There’s a certain saying: The Dude abides. Frederick has its own: J Berd maintains.
And maintaining is just the thing the Frederick-based rapper uses to describe how he’s still in the game since the ‘90s. He’s been quietly dropping quality mixtapes and albums simmering with calibrated boom-bap beats over jazz, evoking A Tribe Called Quest while cultivating his own unique sonic and lyrical imprint.
And yet despite the accolades, the Frederick hip-hop aritist has had some measure of difficulty booking live shows in the city of Clustered Spires, which is heavy ironic since J Berd has played some really big shows, opening for the likes of Wu Tang Clan’s Method Man and his frequent collaborator Redman in Pittsburgh last fall. On an even more monumental scale, on April 20, J Berd had his name in marquee lights at The Anthem in Washington, D.C., opening for Dead Prez and the reunited Black Star (Yasiin Bey — AKA Mos Def — and Talib Kwali). If you weren’t among the 6,000 already holding tickets, you were shut out: The Anthem was completely sold out that night.
Given the socially conscious vibe surrounding Dead Prez and Black Star, J Berd fit in nicely as the opening act. Gangster rap, it was not; all the groups — in particular, the reunited Black Star — elevated the genre with lyrics that challenged listeners to think as well as feel. J Berd’s latest album, “Overtime,” with Scott Kuzner on production, while not necessarily in the Venn diagram of socially conscious rap, overlaps on a number of musical and qualitative levels.

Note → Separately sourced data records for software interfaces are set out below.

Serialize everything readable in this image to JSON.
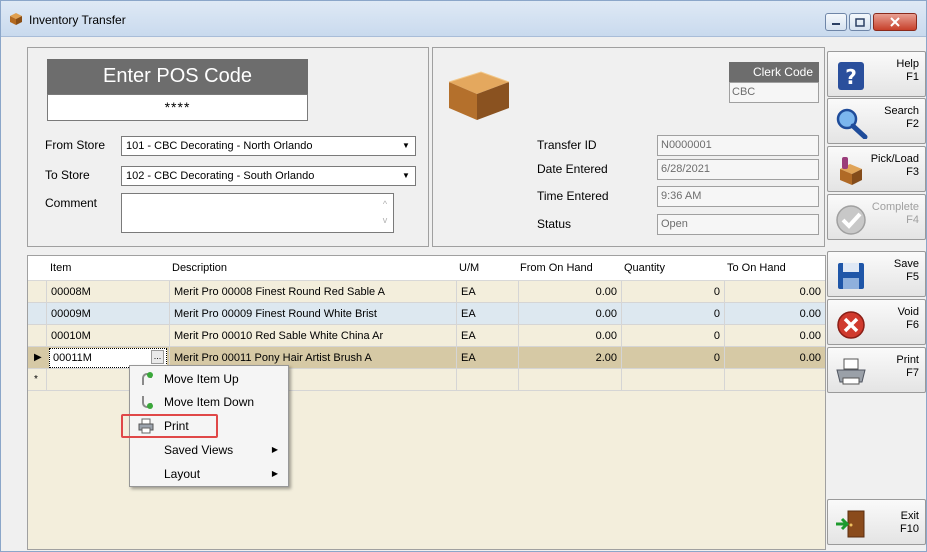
{
  "window": {
    "title": "Inventory Transfer"
  },
  "pos": {
    "header": "Enter POS Code",
    "value": "****"
  },
  "form": {
    "from_store_label": "From Store",
    "from_store_value": "101 - CBC Decorating - North Orlando",
    "to_store_label": "To Store",
    "to_store_value": "102 - CBC Decorating - South Orlando",
    "comment_label": "Comment",
    "comment_value": ""
  },
  "info": {
    "clerk_code_label": "Clerk Code",
    "clerk_code_value": "CBC",
    "transfer_id_label": "Transfer ID",
    "transfer_id_value": "N0000001",
    "date_entered_label": "Date Entered",
    "date_entered_value": "6/28/2021",
    "time_entered_label": "Time Entered",
    "time_entered_value": "9:36 AM",
    "status_label": "Status",
    "status_value": "Open"
  },
  "side_buttons": [
    {
      "label": "Help",
      "key": "F1",
      "icon": "help-icon",
      "enabled": true
    },
    {
      "label": "Search",
      "key": "F2",
      "icon": "search-icon",
      "enabled": true
    },
    {
      "label": "Pick/Load",
      "key": "F3",
      "icon": "pick-load-icon",
      "enabled": true
    },
    {
      "label": "Complete",
      "key": "F4",
      "icon": "check-icon",
      "enabled": false
    },
    {
      "label": "Save",
      "key": "F5",
      "icon": "floppy-icon",
      "enabled": true
    },
    {
      "label": "Void",
      "key": "F6",
      "icon": "void-icon",
      "enabled": true
    },
    {
      "label": "Print",
      "key": "F7",
      "icon": "printer-icon",
      "enabled": true
    },
    {
      "label": "Exit",
      "key": "F10",
      "icon": "exit-door-icon",
      "enabled": true
    }
  ],
  "grid": {
    "columns": [
      "Item",
      "Description",
      "U/M",
      "From On Hand",
      "Quantity",
      "To On Hand"
    ],
    "rows": [
      {
        "item": "00008M",
        "description": "Merit Pro 00008 Finest Round Red Sable A",
        "um": "EA",
        "from_on_hand": "0.00",
        "quantity": "0",
        "to_on_hand": "0.00"
      },
      {
        "item": "00009M",
        "description": "Merit Pro 00009 Finest Round White Brist",
        "um": "EA",
        "from_on_hand": "0.00",
        "quantity": "0",
        "to_on_hand": "0.00"
      },
      {
        "item": "00010M",
        "description": "Merit Pro 00010 Red Sable White China Ar",
        "um": "EA",
        "from_on_hand": "0.00",
        "quantity": "0",
        "to_on_hand": "0.00"
      },
      {
        "item": "00011M",
        "description": "Merit Pro 00011 Pony Hair Artist Brush A",
        "um": "EA",
        "from_on_hand": "2.00",
        "quantity": "0",
        "to_on_hand": "0.00"
      }
    ],
    "ellipsis": "...",
    "current_indicator": "▶",
    "new_row_indicator": "*"
  },
  "context_menu": {
    "items": [
      {
        "label": "Move Item Up",
        "icon": "move-up-icon",
        "has_submenu": false
      },
      {
        "label": "Move Item Down",
        "icon": "move-down-icon",
        "has_submenu": false
      },
      {
        "label": "Print",
        "icon": "printer-icon",
        "has_submenu": false
      },
      {
        "label": "Saved Views",
        "icon": "",
        "has_submenu": true
      },
      {
        "label": "Layout",
        "icon": "",
        "has_submenu": true
      }
    ],
    "highlight_color": "#e04848"
  }
}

The first words out of J Berd’s mouth after talking to him offstage on April 20? “I’m feeling good.”He looked relieved and drained at the same time.“It was overall really dope,” he said. “The crowd was into it, everybody was in a good mood.”His thoughts then immediately went out to his friends and family who were driving down to D.C. for the show, worried they couldn’t make the earlier-than-anticipated set time.
“It’s dark, but you know people are out there,” he noted. “I [eventually] did see a couple of people I knew and that’s always a good feeling.”
He went on after taking the stage of the premier venue in D.C.: “It was like, ‘Wow, this was crazy. It was just kinda surreal.”DJ John Daily took note of how incredibly crystalline his monitor mix was at The Anthem, something he detected right from the gate during soundcheck. Considering the venue just opened last fall, it was no wonder the sound equipment was world-class.“
Yeah, the quality was out of this world,” J Berd added. “You could hear a snake fart in Texas with that soundsystem. It was just a great experience. It was just a good atmosphere to be in. Everybody wanted to be there — everybody was in a good kind of mood. It was really dope and hip-hop people were in that zone … it was tight.”He has another memento of the occasion: a photo of him in front of the huge theater marquee. Before soundcheck, he initially didn’t believe his crew when they told him his name was up there in lights. Eventually, he was coaxed out to see for himself. Though it spelled out “Jay Berd,” which was one of his instagram handles separate from his actual music moniker, the slight error wasn’t ill intended from the organizers. He’s still one and the same and the feeling to be on the marquee alongside the headliners was overwhelming.“That’ll be one of those ‘grandkid’ photos,” he said. “You know what I’m saying?”
Quickly wrapping up, J Berd is part of a music-meets-visual arts segue to a very neat monthlong show beginning Saturday, which happens to be Free Comic Book Day.
Bold Lines: Comic Art Show at Brainstorm Comics at 54 E. Patrick St. will feature the original artwork by some of the edgier artists in around Frederick as they present their modern take on iconic (and left field) comic book characters. J Berd isn’t the only musician who will participate. Also part of the show will be Goodloe Byron (who fronts the band The Ten Thousand), Ashli Cheshire (who fronts Cheshi), Ben Jardeleza (who is the guitar player for Crooked Hills), Jake Warrenfeltz (Crooks & Crows), Stephen Blickenstaff (you know him from his iconic Cramps album cover), John Detrich (“Subversive” underground punk music zine art) and Bernard Rollins (he’s not in a band, but some of his brilliant hip-hop mashup artwork has been in collaboration with MF Doom, Action Bronson and more).
A number of the bands associated with these musicians/visual artists are playing down the street on Saturday as part of the Frederick Friends Fest at the Eagles Club, a benefit show in honor of Colleen Morin. Lastly, daMood, who will headline that event, just released a new EP titled “Shot a Honey.” Check that out on your favorite streaming platform of choice.